It's no wonder that this chapter, which so perfectly captures that kind of ineffable will-they-won't-they tension in a winkingly self-aware way, is all over the marketing for "The Worst Person in the World." It embodies the movie's disarmingly warm, forever frustrated soul, denying you the catharsis of a happy ending. Because as mercurial as Julie is with her own passions and jobs, so is she towards love.

A Memory for You

Julie's life is a life in fragments; we see her at some of her highest points and lowest points, but they're snapshots at best of a woman in flux. Not even Julie seems to know who she is, so why should we? That's part of the beguiling appeal of "The Worst Person in the World" but also its greatest shortcoming — it holds us at arm's distance even while dazzling us with surreal sequences (shout-outs must be made, in particular, to the Lynchian shrooms scene and the gushingly romantic time-freeze date). But for all of Trier's stylistic flairs, "The Worst Person in the World" never gets buried by its more out-there choices, they only highlight the messy, unpredictable state of mind of our protagonist.

It's perhaps this dichotomy that prevented me from falling as head-over-heels in love with Julie as all the other characters who meet her do. But the character that unexpectedly sent me tumbling, and whose devastating revelations deepened the aimless melancholy of "The Worst Person in the World," was Aksel, the much-older boyfriend whose life is sent spinning after Julie announces that she has met someone else.

Anders Danielsen Lie gives a shattering performance as a person whose plans for life are suddenly upended, who was so important once to Julie and is now someone less so. "I don't want to be a memory for you," he tells Julie after dropping a heartbreaking piece of news on her. But as we soon cut to the next chapter of Julie's life, he is just a memory, but one that lingers and never stings any less. To quote another unconventional romance movie, "Because each person have ... their own, specific qualities. You can never replace anyone.
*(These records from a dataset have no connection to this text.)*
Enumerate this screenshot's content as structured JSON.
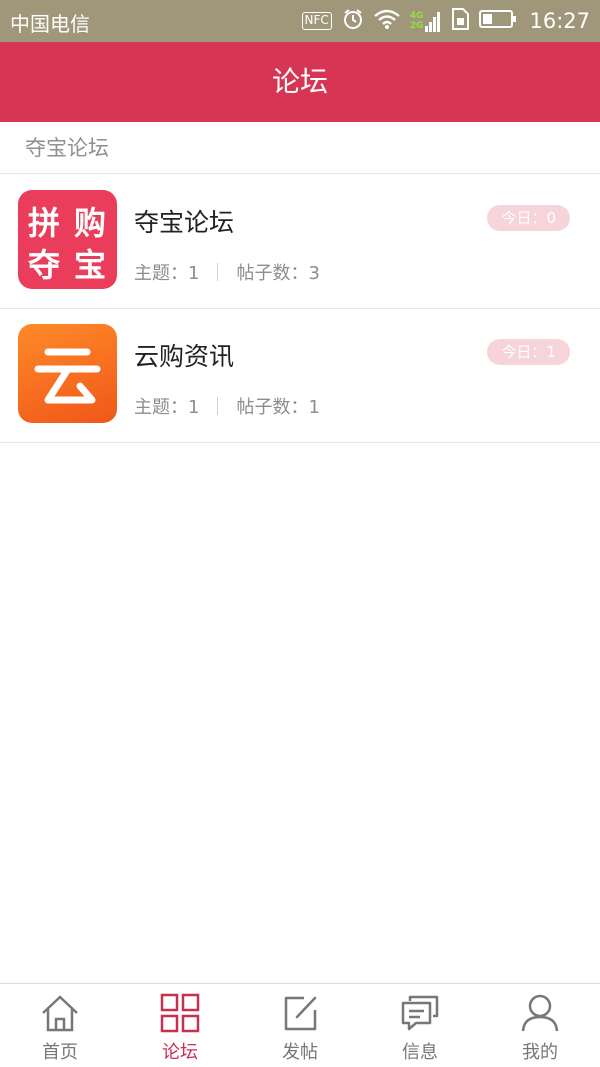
{
  "status_bar": {
    "carrier": "中国电信",
    "nfc": "NFC",
    "network_top": "4G",
    "network_bottom": "2G",
    "time": "16:27"
  },
  "header": {
    "title": "论坛"
  },
  "section": {
    "label": "夺宝论坛"
  },
  "forums": [
    {
      "name": "夺宝论坛",
      "logo_chars": [
        "拼",
        "购",
        "夺",
        "宝"
      ],
      "logo_color": "#ea3d5b",
      "topics_label": "主题：1",
      "posts_label": "帖子数：3",
      "today_label": "今日：0"
    },
    {
      "name": "云购资讯",
      "logo_icon": "cloud-character-icon",
      "logo_color": "#f36b21",
      "topics_label": "主题：1",
      "posts_label": "帖子数：1",
      "today_label": "今日：1"
    }
  ],
  "tabs": [
    {
      "label": "首页",
      "icon": "home-icon",
      "active": false
    },
    {
      "label": "论坛",
      "icon": "grid-icon",
      "active": true
    },
    {
      "label": "发帖",
      "icon": "edit-icon",
      "active": false
    },
    {
      "label": "信息",
      "icon": "message-icon",
      "active": false
    },
    {
      "label": "我的",
      "icon": "user-icon",
      "active": false
    }
  ],
  "colors": {
    "brand": "#d73554",
    "status_bar": "#a0977a",
    "active_tab": "#c8304f",
    "badge_bg": "#f7d4da"
  }
}
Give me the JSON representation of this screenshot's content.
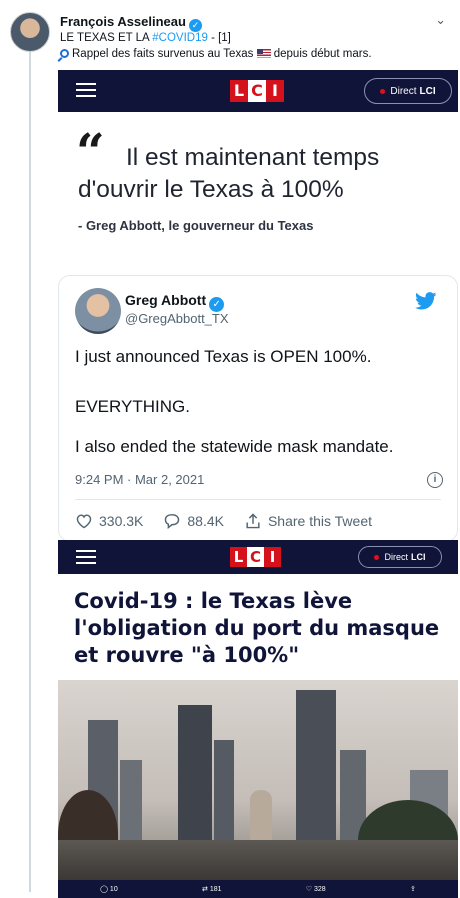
{
  "tweet": {
    "author_name": "François Asselineau",
    "line1_prefix": "LE TEXAS ET LA ",
    "line1_hashtag": "#COVID19",
    "line1_suffix": " - [1]",
    "line2_before_flag": "Rappel des faits survenus au Texas",
    "line2_after_flag": " depuis début mars."
  },
  "lci_header_top": {
    "logo_letters": [
      "L",
      "C",
      "I"
    ],
    "direct_label": "Direct",
    "direct_brand": "LCI"
  },
  "quote": {
    "mark": "“",
    "text": "Il est maintenant temps d'ouvrir le Texas à 100%",
    "attribution": "- Greg Abbott, le gouverneur du Texas"
  },
  "embedded_tweet": {
    "name": "Greg Abbott",
    "handle": "@GregAbbott_TX",
    "line1": "I just announced Texas is OPEN 100%.",
    "line2": "EVERYTHING.",
    "line3": "I also ended the statewide mask mandate.",
    "timestamp": "9:24 PM · Mar 2, 2021",
    "likes": "330.3K",
    "replies": "88.4K",
    "share_label": "Share this Tweet"
  },
  "lci_header_bottom": {
    "logo_letters": [
      "L",
      "C",
      "I"
    ],
    "direct_label": "Direct",
    "direct_brand": "LCI"
  },
  "article": {
    "title": "Covid-19 : le Texas lève l'obligation du port du masque et rouvre \"à 100%\""
  },
  "photo_bar": {
    "comments": "10",
    "retweets": "181",
    "likes": "328"
  },
  "colors": {
    "lci_navy": "#101439",
    "lci_red": "#d5121c",
    "twitter_blue": "#1d9bf0"
  }
}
What is lost is lost."

The losses, the mistakes, the ecstatic highs, and the muted lows all make up the texture of Julie, our "Worst Person in the World" and just another ordinary woman trying to make sense of who she is. We never get a full picture, but the one we see is a beautiful, if fractured, one.

/Film Rating: 8.5 out of 10